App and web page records
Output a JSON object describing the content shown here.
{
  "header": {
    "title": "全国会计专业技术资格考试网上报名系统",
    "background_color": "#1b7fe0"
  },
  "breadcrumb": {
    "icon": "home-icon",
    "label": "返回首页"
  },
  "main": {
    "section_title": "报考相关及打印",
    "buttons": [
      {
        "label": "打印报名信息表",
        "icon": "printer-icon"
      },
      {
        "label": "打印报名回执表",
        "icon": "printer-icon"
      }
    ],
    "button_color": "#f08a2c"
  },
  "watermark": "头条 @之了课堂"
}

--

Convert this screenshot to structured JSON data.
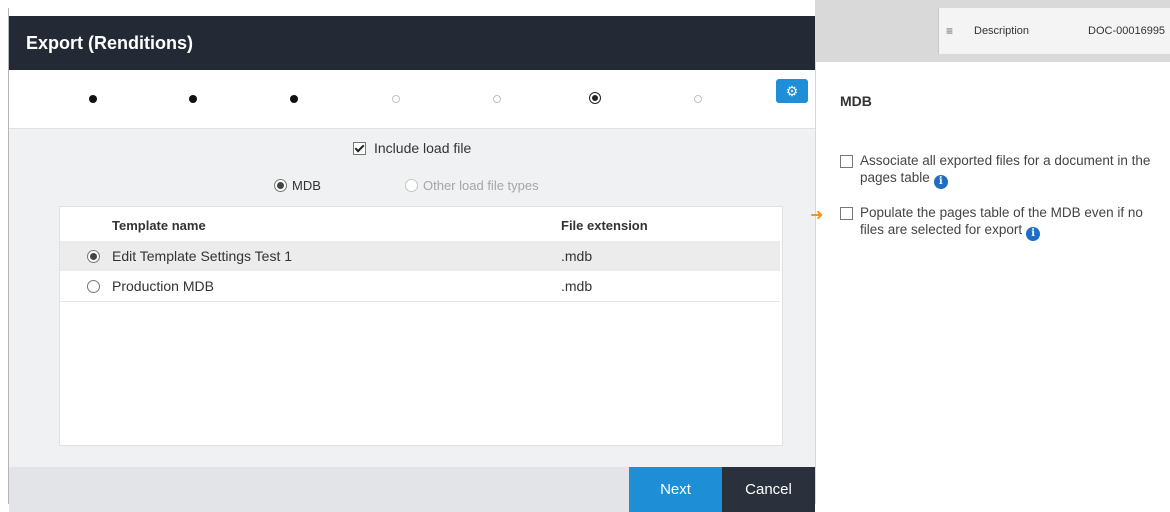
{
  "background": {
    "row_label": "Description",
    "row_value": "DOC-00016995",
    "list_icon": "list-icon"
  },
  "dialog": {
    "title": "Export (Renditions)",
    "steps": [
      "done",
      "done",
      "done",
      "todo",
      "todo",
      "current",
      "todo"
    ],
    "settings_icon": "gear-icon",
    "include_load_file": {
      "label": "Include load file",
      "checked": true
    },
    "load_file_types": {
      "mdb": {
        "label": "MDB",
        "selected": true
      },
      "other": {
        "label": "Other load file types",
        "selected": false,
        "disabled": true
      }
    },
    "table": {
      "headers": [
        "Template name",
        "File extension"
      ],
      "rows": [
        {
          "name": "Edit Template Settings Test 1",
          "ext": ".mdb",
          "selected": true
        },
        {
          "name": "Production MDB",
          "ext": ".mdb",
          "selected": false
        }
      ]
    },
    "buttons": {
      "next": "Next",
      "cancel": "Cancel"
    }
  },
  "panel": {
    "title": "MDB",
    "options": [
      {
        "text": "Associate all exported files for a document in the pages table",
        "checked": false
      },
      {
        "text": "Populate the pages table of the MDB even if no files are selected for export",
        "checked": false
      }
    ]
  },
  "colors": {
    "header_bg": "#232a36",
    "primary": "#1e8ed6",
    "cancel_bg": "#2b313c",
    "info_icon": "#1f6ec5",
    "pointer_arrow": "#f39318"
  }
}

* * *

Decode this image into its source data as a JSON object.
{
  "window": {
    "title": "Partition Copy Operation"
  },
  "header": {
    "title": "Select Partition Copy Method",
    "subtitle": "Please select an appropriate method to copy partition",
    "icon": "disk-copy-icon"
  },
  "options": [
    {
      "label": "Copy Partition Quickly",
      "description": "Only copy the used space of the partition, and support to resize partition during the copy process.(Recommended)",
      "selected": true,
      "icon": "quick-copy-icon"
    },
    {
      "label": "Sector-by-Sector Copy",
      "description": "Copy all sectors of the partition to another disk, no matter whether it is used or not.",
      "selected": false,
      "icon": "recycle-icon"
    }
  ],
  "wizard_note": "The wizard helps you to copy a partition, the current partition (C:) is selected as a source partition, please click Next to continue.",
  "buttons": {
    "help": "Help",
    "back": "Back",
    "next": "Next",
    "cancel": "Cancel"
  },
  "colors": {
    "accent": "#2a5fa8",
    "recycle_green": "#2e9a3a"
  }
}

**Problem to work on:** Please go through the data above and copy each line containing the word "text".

**Completed exercise:**
        "text": "Associate all exported files for a document in the pages table",
        "text": "Populate the pages table of the MDB even if no files are selected for export",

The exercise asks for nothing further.